Clinical Pathways Support Frail Seniors’ Care in the Emergency

Ron Turner
The Frail Seniors Clinical Pathway will help assess geriatric patients in the Emergency Department faster to ensure they are getting the level of care they need and to avoid unnecessary hospital admissions.

A new program has been introduced that begins in the Emergency Department (ED) at the Thunder Bay Regional Health Sciences Centre to speed up the assessment process of frail seniors, while ensuring that they receive the care and services they need.

Through collaboration with internal and external partners, consultation with geriatricians, ED physicians, St. Joseph’s Care Group, and the North West Community Care Access Centres (CCAC), the Frail Senior’s Pathway was developed to streamline access to care for the elderly.

“We recognize that when a frail senior patient presents in the Emergency Department, one of three things usually occurs: they have an acute illness that requires immediate admission to hospital; they have a condition that can be addressed in an inpatient rehabilitative setting; or they can be discharged home with necessary outpatient supports or services in place,” said Ron Turner, Senior Director of Patient Services. “With the help of funding from the NW LHIN, our group came together to create a process and a standardized assessment tool that would help determine our patients’ needs more effectively.”

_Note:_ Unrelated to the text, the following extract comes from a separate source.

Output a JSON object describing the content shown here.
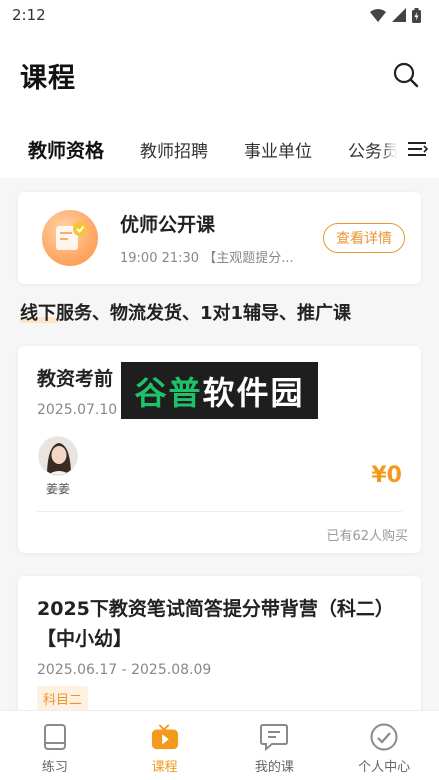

Getting patients the right care at the right time is always important, and especially crucial in the case of our frail senior population. Turner said that by assessing patients earlier and making informed decisions about their care, they hope to avoid unnecessary admissions to hospital. Research has shown that prolonged hospital stays can lead to further complications, particularly for this patient group.

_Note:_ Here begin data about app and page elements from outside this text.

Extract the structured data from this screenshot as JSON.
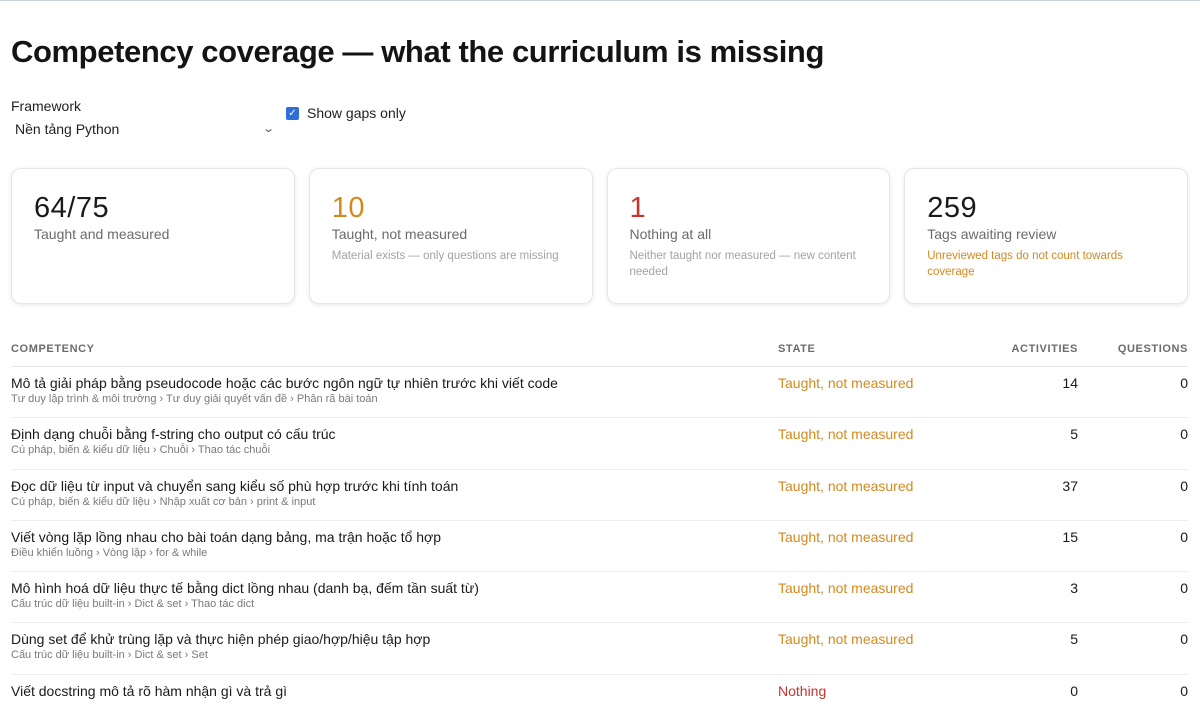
{
  "page": {
    "title": "Competency coverage — what the curriculum is missing"
  },
  "filters": {
    "framework_label": "Framework",
    "framework_value": "Nền tảng Python",
    "gaps_only_label": "Show gaps only",
    "gaps_only_checked": true
  },
  "cards": [
    {
      "value": "64/75",
      "label": "Taught and measured",
      "note": "",
      "tone": "neutral"
    },
    {
      "value": "10",
      "label": "Taught, not measured",
      "note": "Material exists — only questions are missing",
      "tone": "orange"
    },
    {
      "value": "1",
      "label": "Nothing at all",
      "note": "Neither taught nor measured — new content needed",
      "tone": "red"
    },
    {
      "value": "259",
      "label": "Tags awaiting review",
      "note": "Unreviewed tags do not count towards coverage",
      "tone": "neutral",
      "note_tone": "orange"
    }
  ],
  "table": {
    "headers": {
      "competency": "COMPETENCY",
      "state": "STATE",
      "activities": "ACTIVITIES",
      "questions": "QUESTIONS"
    },
    "rows": [
      {
        "title": "Mô tả giải pháp bằng pseudocode hoặc các bước ngôn ngữ tự nhiên trước khi viết code",
        "path": "Tư duy lập trình & môi trường › Tư duy giải quyết vấn đề › Phân rã bài toán",
        "state": "Taught, not measured",
        "state_tone": "orange",
        "activities": "14",
        "questions": "0"
      },
      {
        "title": "Định dạng chuỗi bằng f-string cho output có cấu trúc",
        "path": "Cú pháp, biến & kiểu dữ liệu › Chuỗi › Thao tác chuỗi",
        "state": "Taught, not measured",
        "state_tone": "orange",
        "activities": "5",
        "questions": "0"
      },
      {
        "title": "Đọc dữ liệu từ input và chuyển sang kiểu số phù hợp trước khi tính toán",
        "path": "Cú pháp, biến & kiểu dữ liệu › Nhập xuất cơ bản › print & input",
        "state": "Taught, not measured",
        "state_tone": "orange",
        "activities": "37",
        "questions": "0"
      },
      {
        "title": "Viết vòng lặp lồng nhau cho bài toán dạng bảng, ma trận hoặc tổ hợp",
        "path": "Điều khiển luồng › Vòng lặp › for & while",
        "state": "Taught, not measured",
        "state_tone": "orange",
        "activities": "15",
        "questions": "0"
      },
      {
        "title": "Mô hình hoá dữ liệu thực tế bằng dict lồng nhau (danh bạ, đếm tần suất từ)",
        "path": "Cấu trúc dữ liệu built-in › Dict & set › Thao tác dict",
        "state": "Taught, not measured",
        "state_tone": "orange",
        "activities": "3",
        "questions": "0"
      },
      {
        "title": "Dùng set để khử trùng lặp và thực hiện phép giao/hợp/hiệu tập hợp",
        "path": "Cấu trúc dữ liệu built-in › Dict & set › Set",
        "state": "Taught, not measured",
        "state_tone": "orange",
        "activities": "5",
        "questions": "0"
      },
      {
        "title": "Viết docstring mô tả rõ hàm nhận gì và trả gì",
        "path": "",
        "state": "Nothing",
        "state_tone": "red",
        "activities": "0",
        "questions": "0"
      }
    ]
  }
}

“An elderly person who is admitted to hospital can deteriorate alot faster than a younger patient. Without comprehensive rehabilitative services, there is the potential for our frail seniors to lose up to 5% of their functional ability per day while in hospital. As a result, discharge to home may no longer be possible, and an alternate level of care would be required.”

The new clinical pathway is supported by a Geriatric Care Coordinator. This nurse begins the patient assessment as quickly as possible and works with physicians and other clinicians to support the admission of patients, make referrals, and arrange transfers of care as needed. The Geriatric Care Coordinator coordinates with health care providers to ensure that services are in place before the patient is discharged from the Hospital.

“Having someone on the team who is directly responsible for organizing the care needs for these patients helps build confidence in the new process, and ensures that patients will get the appropriate level of care they need,” Turner said.

The standardized assessment has also strengthened the relationship with health care system partners. “With the standardized assessment, our community partners are confident that patients are being referred to them based on the type of care or services they provide.”

Program planning began in January 2017, and the clinical pathways have been trialed in the ED. Turner said that it’s still early, but so far results are promising.

“It’s really about having a collaborative approach to ensure that patients are assessed early and that the appropriate patient care can be coordinated and provided as quickly as possible.”